In carrying out these optimizations, targets should be used for the energy and capital cost of the heat exchanger network. This is the only practical way to carry out these optimizations, since changes in reactor conversion and recycle inert concentration change the material and energy balance of the process, which in turn, changes the heat recovery problem. Each change in the material and energy balance, in principle, calls for a different heat exchanger network design. Furnishing a new heat exchanger network design for each setting of reactor conversion and recycle inert concentration is just not practical. On the other hand, targets for energy and capital cost of the heat exchanger network are by comparison easily generated.  [c.402]

The preceding definitions of economic potential and total annual cost can be simplified if it is accepted that they will be used to compare the relative merits of difierent structural options in the flowsheet and difierent settings of the operating parameters. Thus items which will be common to the options being compared can be neglected.  [c.407]

This additive property takes on fundamental practical significance when the problem of setting a target for the number of shells in a network from the composite curves is considered.  [c.437]

When a condensable solute is present, the activity coefficient of a solvent is given by Equation (15) provided that all composition variables (x, 9, and ) are taicen on an (all) solute-free basis. Composition variables 9 and 4 are automatically on a solute-free basis by setting q = q = r = 0 for every solute.  [c.57]

Example 7.5 For the process in Fig. 6.2, determine the value of and the total cost of the heat exchsinger network at the optimal setting of the  [c.233]
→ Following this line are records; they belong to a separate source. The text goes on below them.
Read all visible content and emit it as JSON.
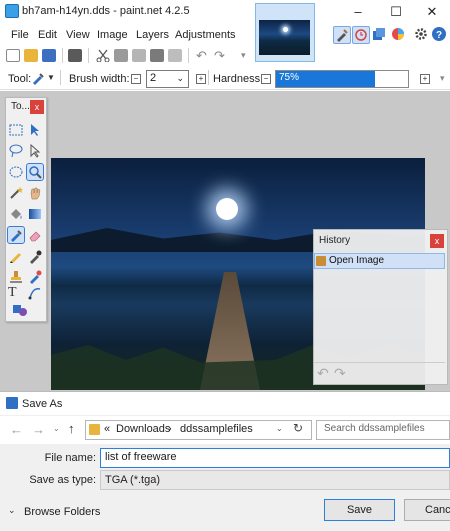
{
  "window": {
    "title": "bh7am-h14yn.dds - paint.net 4.2.5",
    "minimize": "–",
    "maximize": "☐",
    "close": "✕"
  },
  "menu": {
    "items": [
      "File",
      "Edit",
      "View",
      "Image",
      "Layers",
      "Adjustments"
    ]
  },
  "tool_options": {
    "tool_label": "Tool:",
    "brush_width_label": "Brush width:",
    "brush_width_value": "2",
    "hardness_label": "Hardness:",
    "hardness_value": "75%",
    "hardness_fraction": 0.75
  },
  "tools_window": {
    "title": "To...",
    "close": "x"
  },
  "history_window": {
    "title": "History",
    "close": "x",
    "items": [
      {
        "label": "Open Image",
        "icon": "open-image-icon"
      }
    ]
  },
  "save_dialog": {
    "title": "Save As",
    "breadcrumb": {
      "prefix": "«",
      "items": [
        "Downloads",
        "ddssamplefiles"
      ],
      "separator": "›"
    },
    "search_placeholder": "Search ddssamplefiles",
    "file_name_label": "File name:",
    "file_name_value": "list of freeware",
    "save_type_label": "Save as type:",
    "save_type_value": "TGA (*.tga)",
    "browse_folders_label": "Browse Folders",
    "save_button": "Save",
    "cancel_button": "Cancel"
  },
  "colors": {
    "accent": "#1877d8",
    "close_red": "#d9413b"
  }
}
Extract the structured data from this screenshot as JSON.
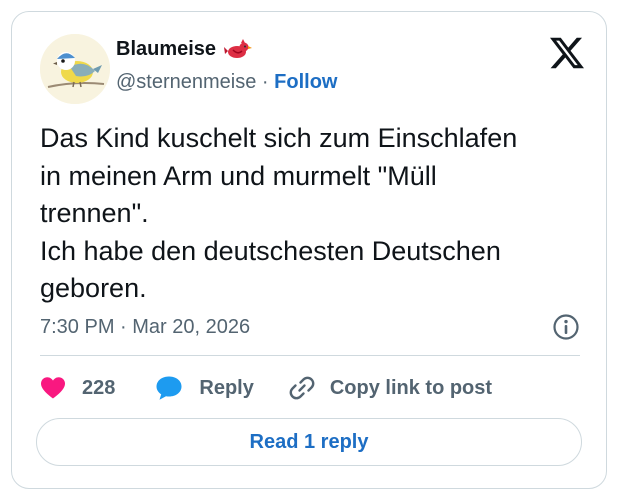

The change in heat duties around the loop maintains the network heat balance and the supply Euid target temperatures of the streams. However, the temperatures around the loop change, and hence the temperature differences of the exchangers in the loop change in addition to their duties. The magnitude of U could be changed to different values and the network sized and costed at each value to find the optimal setting for U. If the optimal setting for U turns out to be 6.5 MW (the original duty on unit E), then the duty on unit E becomes zero, and this unit should be removed from the design.  [c.392]

Targets also can be set for total heat exchange area, number of units, and number of shells for 1-2 shell-and-tube heat exchangers. These can be combined to establish a targej for capital costs, taking into account mixed materials of construction, pressure rating, and equipment type. Furthermore, the targets for energy and capital cost can be optimized to produce an optimal setting for the capital/energy tradeoff" before any network design is carried out.  [c.401]


See pages that mention the term Sets : [c.56]    [c.69]    [c.75]    [c.83]    [c.217]    [c.224]    [c.226]    [c.26]    [c.170]    [c.192]    [c.240]    [c.390]    [c.409]   
Modelling molecular structures (2000) -- [ c.175 , c.201 ]